I was able to sneak away to Archery Field & Sports this afternoon and spent about an hour quite happily flinging arrows at ranges from 10 to 30 yards. Yes, that's right: I took a brave pill and shot from 30 yards today. I've been replaying the man's advice from last week, and I've since bought a Limb Saver stablilizer and a 550 cord wrist sling. Applying said advice, right away all my left and right errors were gone. Typical 10 yard target below:
After shooting at 10 yards for a few minutes, I was warmed up and went to the 20 yard line. Somehow, I forgot to take pictures of some 20 yard groups, but suffice it to say I was consistently hitting right of center and making a group about the size of the white area of the target. Since I left my allen wrenches at home, I didn't get to adjust my sight housing to bring the group back onto the bullseye. This turned out to be quite good fortune.
I was all alone on the range, and being free from judgemental eyes, I set up a block at 30 yards. I shot three arrows just to make sure I was in the ballpark. Mediocre results below:
I took a minute to relax and clear my head , then stepped up and shot this group:
Supposing that to be beginner's luck, I dropped back and let six more arrows go:
So, I have a few observations to make. First, I fail to see how short bows are "harder to shoot" at longer distances. Second, my lowest pin in my sight is dead on at 30 yards, which means had I adjusted my sight at 10 and 20 yards, I would have been hitting left at 30 yards. My rudimentary sight isn't windage adjustable at the pin--only at the housing, so I can't move the pins independently. I'll have to think my way around this to get my point of aim and point of impact back together.
Also, I learned that archery is hard, and that a bow is a lot like an AR15 when it comes to accessories.
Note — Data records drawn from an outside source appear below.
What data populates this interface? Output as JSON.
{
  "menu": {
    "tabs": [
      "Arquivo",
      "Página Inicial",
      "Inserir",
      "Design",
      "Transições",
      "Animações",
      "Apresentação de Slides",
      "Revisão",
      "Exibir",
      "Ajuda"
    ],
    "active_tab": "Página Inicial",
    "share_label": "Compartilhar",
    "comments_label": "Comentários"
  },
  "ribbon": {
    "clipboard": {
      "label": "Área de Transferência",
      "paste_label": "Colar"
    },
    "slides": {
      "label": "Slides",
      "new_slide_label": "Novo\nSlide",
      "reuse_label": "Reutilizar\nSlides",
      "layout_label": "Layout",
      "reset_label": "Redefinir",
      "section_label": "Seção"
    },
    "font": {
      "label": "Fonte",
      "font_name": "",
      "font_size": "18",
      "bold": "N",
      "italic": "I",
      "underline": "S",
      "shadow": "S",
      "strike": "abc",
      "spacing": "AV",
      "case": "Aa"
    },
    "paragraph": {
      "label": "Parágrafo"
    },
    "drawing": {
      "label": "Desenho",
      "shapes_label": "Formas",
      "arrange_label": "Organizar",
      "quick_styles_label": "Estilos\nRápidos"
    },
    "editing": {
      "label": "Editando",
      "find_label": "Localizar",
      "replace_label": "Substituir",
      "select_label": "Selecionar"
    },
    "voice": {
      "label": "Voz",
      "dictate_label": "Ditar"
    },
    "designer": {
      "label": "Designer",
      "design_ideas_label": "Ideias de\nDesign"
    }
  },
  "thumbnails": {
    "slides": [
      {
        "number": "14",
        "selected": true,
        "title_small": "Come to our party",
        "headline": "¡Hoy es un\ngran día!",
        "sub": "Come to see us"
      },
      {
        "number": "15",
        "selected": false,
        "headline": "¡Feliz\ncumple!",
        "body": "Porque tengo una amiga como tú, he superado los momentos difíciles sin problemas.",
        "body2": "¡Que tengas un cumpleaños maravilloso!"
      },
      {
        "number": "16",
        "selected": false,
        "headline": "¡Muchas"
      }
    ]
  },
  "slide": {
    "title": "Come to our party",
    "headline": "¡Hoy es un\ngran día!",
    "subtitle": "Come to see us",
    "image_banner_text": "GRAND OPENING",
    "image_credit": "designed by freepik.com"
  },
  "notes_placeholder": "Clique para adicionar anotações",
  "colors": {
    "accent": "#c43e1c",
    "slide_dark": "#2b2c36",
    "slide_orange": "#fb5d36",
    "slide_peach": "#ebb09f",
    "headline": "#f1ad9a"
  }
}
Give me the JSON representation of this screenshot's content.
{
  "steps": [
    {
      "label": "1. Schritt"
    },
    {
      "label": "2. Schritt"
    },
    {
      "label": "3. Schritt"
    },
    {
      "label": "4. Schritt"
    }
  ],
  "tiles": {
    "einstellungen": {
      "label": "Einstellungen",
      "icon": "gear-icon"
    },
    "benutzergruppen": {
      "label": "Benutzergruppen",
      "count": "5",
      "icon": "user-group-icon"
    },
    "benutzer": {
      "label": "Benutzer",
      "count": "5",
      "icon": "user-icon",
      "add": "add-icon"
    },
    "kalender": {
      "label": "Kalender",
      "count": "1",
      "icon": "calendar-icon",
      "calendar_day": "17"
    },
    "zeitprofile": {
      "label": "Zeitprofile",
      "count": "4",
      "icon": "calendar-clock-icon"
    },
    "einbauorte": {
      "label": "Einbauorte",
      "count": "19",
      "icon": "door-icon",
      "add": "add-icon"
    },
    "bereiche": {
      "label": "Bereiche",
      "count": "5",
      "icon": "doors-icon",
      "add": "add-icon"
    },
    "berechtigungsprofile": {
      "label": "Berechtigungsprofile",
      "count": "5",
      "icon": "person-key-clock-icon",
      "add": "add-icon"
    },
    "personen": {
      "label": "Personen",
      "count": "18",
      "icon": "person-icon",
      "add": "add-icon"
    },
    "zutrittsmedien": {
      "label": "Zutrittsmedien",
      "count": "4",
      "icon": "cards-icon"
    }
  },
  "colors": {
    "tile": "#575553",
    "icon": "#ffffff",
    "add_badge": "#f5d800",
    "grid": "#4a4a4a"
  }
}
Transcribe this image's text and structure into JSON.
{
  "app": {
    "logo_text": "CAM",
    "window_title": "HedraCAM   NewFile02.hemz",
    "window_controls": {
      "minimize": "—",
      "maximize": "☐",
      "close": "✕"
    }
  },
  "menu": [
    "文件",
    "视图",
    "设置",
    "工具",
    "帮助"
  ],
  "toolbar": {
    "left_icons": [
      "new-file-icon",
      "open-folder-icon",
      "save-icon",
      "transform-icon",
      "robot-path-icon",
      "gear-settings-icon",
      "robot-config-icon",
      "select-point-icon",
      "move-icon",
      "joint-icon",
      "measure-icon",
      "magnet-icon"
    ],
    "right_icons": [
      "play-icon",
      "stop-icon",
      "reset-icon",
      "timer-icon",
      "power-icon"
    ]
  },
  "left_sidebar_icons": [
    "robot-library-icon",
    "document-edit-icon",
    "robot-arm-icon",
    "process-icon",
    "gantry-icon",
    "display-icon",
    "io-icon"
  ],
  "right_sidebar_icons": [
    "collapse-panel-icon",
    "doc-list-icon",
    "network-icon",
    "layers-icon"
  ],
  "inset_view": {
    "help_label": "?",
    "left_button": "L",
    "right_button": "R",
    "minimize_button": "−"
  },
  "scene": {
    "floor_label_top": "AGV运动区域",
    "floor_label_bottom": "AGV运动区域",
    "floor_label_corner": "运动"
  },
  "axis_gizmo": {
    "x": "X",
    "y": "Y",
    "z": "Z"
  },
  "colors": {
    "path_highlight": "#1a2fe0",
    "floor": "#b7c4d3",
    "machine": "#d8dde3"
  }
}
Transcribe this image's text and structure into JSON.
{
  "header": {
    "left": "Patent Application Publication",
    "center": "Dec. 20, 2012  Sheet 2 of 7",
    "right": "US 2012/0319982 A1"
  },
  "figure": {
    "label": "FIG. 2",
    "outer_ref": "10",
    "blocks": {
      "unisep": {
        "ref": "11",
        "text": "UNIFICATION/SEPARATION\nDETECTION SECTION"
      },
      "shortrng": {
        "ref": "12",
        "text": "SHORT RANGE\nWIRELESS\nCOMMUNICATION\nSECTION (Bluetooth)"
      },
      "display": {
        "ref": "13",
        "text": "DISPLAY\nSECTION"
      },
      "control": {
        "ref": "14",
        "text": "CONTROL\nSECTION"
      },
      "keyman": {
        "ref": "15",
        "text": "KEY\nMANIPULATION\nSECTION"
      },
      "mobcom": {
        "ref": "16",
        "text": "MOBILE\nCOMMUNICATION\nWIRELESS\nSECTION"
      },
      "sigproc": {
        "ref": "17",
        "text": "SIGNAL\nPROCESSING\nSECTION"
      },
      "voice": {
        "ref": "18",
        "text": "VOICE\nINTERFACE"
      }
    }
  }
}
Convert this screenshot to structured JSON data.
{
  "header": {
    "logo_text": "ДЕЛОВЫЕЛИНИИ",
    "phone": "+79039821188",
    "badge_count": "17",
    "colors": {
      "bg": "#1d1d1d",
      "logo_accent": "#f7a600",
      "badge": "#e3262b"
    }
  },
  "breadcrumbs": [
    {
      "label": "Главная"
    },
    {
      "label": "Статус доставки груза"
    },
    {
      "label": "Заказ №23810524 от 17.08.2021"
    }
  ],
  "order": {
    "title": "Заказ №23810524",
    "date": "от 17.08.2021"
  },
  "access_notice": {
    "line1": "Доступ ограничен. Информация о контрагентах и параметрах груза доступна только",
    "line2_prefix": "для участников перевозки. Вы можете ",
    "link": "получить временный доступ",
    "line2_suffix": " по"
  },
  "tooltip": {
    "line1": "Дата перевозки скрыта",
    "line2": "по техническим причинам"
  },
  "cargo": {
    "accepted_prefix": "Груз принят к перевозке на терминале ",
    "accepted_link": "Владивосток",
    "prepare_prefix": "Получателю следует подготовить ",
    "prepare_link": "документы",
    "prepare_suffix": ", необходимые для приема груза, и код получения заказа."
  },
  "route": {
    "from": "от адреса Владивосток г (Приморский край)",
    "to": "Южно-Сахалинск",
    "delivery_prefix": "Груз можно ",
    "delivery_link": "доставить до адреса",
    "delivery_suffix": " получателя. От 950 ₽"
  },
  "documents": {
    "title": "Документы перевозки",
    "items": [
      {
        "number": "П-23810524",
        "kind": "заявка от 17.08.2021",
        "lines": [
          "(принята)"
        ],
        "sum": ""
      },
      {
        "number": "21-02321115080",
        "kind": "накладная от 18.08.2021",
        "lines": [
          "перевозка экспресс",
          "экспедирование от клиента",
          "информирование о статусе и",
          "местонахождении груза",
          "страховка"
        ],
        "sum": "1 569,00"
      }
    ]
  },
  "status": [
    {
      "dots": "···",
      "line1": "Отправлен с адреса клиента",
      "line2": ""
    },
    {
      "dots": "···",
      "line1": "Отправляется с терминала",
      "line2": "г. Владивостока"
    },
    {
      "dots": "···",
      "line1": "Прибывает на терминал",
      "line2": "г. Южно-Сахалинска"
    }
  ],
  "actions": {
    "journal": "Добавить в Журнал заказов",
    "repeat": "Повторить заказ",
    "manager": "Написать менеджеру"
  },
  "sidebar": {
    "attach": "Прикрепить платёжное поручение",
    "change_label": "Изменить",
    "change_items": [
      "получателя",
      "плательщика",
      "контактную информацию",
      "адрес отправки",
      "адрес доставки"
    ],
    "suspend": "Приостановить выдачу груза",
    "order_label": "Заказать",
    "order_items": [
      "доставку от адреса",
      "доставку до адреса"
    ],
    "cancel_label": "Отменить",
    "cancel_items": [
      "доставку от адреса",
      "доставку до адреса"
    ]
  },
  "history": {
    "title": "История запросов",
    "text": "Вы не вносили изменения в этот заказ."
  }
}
I'm off to search the interwebs for string and limb silencers. That's all for now.